Rationale: Despite ongoing research, the molecular mechanisms controlling asthma are still elusive. CD48 is a glycosylphosphatidylinositol-anchored protein involved in lymphocyte adhesion, activation, and costimulation. Although CD48 is widely expressed on hematopoietic cells and commonly studied in the context of natural killer and cytotoxic T cell functions, its role in helper T cell type 2 settings has not been examined. Objectives: To evaluate the expression and function of CD48, CD2, and 2B4 in a murine model of allergic eosinophilic airway inflammation. Methods: Allergic eosinophilic airway inflammation was induced by ovalbumin (OVA)-alum sensitization and intranasal inoculation of OVA or, alternatively, by repeated intranasal inoculation of Aspergillus fumigatus antigen in wild-type, STAT (signal transducer and activator of transcription)-6-deficient, and IL-4/IL-13-deficient BALB/c mice. Gene profiling of whole lungs was performed, followed by Northern blot and flow cytometric analysis. Anti-CD48, -CD2, and -2B4 antibodies were administered before OVA challenge and cytokine expression and histology were assessed. Measurements and Main Results: Microarray data analysis demonstrated upregulation of CD48 in the lungs of OVA-challenged mice. Allergen-induced CD48 expression was independent of STAT-6, IL-13, and IL-4. Neutralization of CD48 in allergen-challenged mice abrogated bronchoalveolar lavage fluid and lung inflammation. Neutralization of CD2 inhibited the inflammatory response to a lesser extent and neutralization of 2B4 had no effect. Conclusions: Our results suggest that CD48 is critically involved in allergic eosinophilic airway inflammation. As such, CD48 may provide a new potential target for the suppression of asthma.

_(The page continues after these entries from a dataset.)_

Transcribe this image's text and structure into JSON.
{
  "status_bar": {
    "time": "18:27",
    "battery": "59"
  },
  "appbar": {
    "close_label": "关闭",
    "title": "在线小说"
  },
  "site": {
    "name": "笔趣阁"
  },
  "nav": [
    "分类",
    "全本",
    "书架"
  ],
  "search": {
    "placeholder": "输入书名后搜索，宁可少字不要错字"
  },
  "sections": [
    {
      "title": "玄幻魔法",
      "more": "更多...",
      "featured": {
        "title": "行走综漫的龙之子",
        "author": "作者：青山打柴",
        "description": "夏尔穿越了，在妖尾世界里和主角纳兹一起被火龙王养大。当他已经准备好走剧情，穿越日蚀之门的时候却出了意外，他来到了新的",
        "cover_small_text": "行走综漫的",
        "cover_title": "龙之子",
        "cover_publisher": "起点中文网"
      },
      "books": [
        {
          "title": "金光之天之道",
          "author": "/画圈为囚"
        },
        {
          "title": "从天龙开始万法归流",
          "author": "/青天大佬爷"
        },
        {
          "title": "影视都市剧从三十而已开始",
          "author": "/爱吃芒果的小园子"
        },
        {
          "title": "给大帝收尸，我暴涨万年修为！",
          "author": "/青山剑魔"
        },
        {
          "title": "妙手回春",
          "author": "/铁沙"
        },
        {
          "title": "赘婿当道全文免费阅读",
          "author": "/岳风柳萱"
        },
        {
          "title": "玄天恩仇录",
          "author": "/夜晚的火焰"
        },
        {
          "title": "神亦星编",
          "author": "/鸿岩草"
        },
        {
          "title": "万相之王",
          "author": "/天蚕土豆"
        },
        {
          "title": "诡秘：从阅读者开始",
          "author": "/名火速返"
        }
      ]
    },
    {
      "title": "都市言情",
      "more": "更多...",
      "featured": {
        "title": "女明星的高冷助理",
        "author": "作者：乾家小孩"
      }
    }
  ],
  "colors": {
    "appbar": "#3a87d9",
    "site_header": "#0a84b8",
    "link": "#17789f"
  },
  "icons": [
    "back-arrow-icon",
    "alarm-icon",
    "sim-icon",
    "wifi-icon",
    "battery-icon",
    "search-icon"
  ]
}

|Number of pages
|American Journal of Respiratory and Critical Care Medicine
|Published - 1 May 2007